>>>>

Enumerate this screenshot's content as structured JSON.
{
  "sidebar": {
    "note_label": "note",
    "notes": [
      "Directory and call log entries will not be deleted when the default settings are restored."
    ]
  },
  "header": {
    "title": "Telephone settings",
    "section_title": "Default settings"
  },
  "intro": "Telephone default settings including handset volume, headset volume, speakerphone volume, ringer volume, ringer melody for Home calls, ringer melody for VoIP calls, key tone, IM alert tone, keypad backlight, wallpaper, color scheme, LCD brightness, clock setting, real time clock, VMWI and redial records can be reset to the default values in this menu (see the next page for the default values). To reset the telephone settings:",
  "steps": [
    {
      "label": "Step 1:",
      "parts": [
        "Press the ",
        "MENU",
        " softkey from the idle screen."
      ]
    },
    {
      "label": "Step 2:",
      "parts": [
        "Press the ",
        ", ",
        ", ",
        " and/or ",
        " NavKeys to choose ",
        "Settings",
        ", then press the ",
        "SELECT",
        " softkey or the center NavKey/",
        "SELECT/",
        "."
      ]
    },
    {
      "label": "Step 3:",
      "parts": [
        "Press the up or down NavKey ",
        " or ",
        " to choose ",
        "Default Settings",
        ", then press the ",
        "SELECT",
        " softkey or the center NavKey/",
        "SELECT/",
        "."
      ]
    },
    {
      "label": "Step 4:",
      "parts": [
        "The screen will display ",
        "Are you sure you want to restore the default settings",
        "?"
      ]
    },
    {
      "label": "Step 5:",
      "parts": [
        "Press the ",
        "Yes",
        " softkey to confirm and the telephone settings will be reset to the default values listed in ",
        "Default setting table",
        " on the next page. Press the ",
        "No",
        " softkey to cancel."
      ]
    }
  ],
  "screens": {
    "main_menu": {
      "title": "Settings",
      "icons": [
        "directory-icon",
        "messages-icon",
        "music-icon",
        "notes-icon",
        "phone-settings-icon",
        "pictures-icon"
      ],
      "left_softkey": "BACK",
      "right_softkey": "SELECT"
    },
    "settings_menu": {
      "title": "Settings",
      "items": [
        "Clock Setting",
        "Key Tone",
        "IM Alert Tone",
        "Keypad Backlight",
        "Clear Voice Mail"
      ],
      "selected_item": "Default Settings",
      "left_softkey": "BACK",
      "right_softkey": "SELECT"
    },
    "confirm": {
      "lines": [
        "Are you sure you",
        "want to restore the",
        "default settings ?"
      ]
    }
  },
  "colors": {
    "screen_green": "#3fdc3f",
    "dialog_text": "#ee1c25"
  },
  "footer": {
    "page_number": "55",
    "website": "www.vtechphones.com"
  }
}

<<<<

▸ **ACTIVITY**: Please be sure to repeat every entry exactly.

▸ **RESPONSE TO THE EXERCISE**:
Enumerate this screenshot's content as structured JSON.
{
  "sidebar": {
    "note_label": "note",
    "notes": [
      "Directory and call log entries will not be deleted when the default settings are restored."
    ]
  },
  "header": {
    "title": "Telephone settings",
    "section_title": "Default settings"
  },
  "intro": "Telephone default settings including handset volume, headset volume, speakerphone volume, ringer volume, ringer melody for Home calls, ringer melody for VoIP calls, key tone, IM alert tone, keypad backlight, wallpaper, color scheme, LCD brightness, clock setting, real time clock, VMWI and redial records can be reset to the default values in this menu (see the next page for the default values). To reset the telephone settings:",
  "steps": [
    {
      "label": "Step 1:",
      "parts": [
        "Press the ",
        "MENU",
        " softkey from the idle screen."
      ]
    },
    {
      "label": "Step 2:",
      "parts": [
        "Press the ",
        ", ",
        ", ",
        " and/or ",
        " NavKeys to choose ",
        "Settings",
        ", then press the ",
        "SELECT",
        " softkey or the center NavKey/",
        "SELECT/",
        "."
      ]
    },
    {
      "label": "Step 3:",
      "parts": [
        "Press the up or down NavKey ",
        " or ",
        " to choose ",
        "Default Settings",
        ", then press the ",
        "SELECT",
        " softkey or the center NavKey/",
        "SELECT/",
        "."
      ]
    },
    {
      "label": "Step 4:",
      "parts": [
        "The screen will display ",
        "Are you sure you want to restore the default settings",
        "?"
      ]
    },
    {
      "label": "Step 5:",
      "parts": [
        "Press the ",
        "Yes",
        " softkey to confirm and the telephone settings will be reset to the default values listed in ",
        "Default setting table",
        " on the next page. Press the ",
        "No",
        " softkey to cancel."
      ]
    }
  ],
  "screens": {
    "main_menu": {
      "title": "Settings",
      "icons": [
        "directory-icon",
        "messages-icon",
        "music-icon",
        "notes-icon",
        "phone-settings-icon",
        "pictures-icon"
      ],
      "left_softkey": "BACK",
      "right_softkey": "SELECT"
    },
    "settings_menu": {
      "title": "Settings",
      "items": [
        "Clock Setting",
        "Key Tone",
        "IM Alert Tone",
        "Keypad Backlight",
        "Clear Voice Mail"
      ],
      "selected_item": "Default Settings",
      "left_softkey": "BACK",
      "right_softkey": "SELECT"
    },
    "confirm": {
      "lines": [
        "Are you sure you",
        "want to restore the",
        "default settings ?"
      ]
    }
  },
  "colors": {
    "screen_green": "#3fdc3f",
    "dialog_text": "#ee1c25"
  },
  "footer": {
    "page_number": "55",
    "website": "www.vtechphones.com"
  }
}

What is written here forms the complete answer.